_What this task involves:_
Using the data below, return every line that holds the word "ffffff".

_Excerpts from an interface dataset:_
[Start of section]
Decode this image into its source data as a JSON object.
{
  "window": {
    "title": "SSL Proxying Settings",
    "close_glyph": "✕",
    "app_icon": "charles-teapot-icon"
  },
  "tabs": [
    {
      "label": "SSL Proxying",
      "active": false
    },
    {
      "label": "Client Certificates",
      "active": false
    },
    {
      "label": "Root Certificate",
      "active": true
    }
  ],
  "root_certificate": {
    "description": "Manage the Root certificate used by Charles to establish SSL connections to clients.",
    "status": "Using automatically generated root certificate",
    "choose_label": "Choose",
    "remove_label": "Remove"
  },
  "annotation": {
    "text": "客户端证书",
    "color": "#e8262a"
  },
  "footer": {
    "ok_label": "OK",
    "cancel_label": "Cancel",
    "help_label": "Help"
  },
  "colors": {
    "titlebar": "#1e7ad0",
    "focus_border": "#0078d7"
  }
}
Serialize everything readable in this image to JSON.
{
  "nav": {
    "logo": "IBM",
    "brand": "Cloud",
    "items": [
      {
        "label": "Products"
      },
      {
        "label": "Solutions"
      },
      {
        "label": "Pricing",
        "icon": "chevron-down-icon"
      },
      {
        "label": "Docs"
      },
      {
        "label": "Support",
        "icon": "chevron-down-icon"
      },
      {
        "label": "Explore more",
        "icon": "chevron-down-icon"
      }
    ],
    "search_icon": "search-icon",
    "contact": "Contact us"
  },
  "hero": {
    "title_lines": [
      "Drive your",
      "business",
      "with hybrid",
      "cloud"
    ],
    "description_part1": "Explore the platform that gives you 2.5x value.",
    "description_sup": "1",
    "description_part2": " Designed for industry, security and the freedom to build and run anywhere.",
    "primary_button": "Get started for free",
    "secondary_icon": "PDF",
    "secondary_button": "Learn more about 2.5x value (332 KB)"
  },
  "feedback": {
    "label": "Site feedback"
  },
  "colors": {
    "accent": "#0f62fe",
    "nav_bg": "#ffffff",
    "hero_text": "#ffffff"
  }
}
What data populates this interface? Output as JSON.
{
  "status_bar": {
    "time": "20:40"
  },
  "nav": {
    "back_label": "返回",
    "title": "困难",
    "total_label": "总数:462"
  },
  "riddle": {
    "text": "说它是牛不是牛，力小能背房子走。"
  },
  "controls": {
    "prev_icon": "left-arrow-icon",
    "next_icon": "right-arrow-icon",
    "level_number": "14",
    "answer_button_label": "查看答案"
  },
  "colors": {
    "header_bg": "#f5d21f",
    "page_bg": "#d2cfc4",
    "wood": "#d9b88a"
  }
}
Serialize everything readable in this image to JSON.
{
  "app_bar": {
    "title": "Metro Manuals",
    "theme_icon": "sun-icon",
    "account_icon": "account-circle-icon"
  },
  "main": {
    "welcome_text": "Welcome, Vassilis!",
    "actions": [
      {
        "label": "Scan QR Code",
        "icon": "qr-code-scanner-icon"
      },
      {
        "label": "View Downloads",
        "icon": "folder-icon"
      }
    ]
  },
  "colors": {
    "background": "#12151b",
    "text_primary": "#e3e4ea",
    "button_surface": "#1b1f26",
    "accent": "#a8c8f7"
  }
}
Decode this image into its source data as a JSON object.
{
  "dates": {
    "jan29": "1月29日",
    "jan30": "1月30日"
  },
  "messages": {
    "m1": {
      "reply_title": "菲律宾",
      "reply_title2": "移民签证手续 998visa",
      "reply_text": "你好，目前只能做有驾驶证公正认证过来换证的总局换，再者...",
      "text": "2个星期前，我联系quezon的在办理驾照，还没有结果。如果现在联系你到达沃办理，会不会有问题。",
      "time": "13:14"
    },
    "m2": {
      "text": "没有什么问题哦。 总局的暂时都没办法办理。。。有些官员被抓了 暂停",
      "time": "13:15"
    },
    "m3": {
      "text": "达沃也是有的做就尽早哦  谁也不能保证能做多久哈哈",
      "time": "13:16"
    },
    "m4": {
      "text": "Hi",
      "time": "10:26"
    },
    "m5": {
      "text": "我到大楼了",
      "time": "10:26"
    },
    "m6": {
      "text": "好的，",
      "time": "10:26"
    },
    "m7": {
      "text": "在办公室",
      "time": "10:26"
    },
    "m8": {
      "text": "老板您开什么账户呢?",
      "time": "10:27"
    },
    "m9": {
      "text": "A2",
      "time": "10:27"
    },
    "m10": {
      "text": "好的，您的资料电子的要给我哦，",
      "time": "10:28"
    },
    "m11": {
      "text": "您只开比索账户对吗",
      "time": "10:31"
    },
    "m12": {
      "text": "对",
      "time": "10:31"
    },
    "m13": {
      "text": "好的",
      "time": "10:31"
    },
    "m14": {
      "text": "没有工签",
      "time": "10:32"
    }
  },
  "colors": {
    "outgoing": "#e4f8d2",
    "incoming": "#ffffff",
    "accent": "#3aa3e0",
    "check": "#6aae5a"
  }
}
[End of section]
_Answer to the problem:_
    "nav_bg": "#ffffff",
    "hero_text": "#ffffff"
    "incoming": "#ffffff",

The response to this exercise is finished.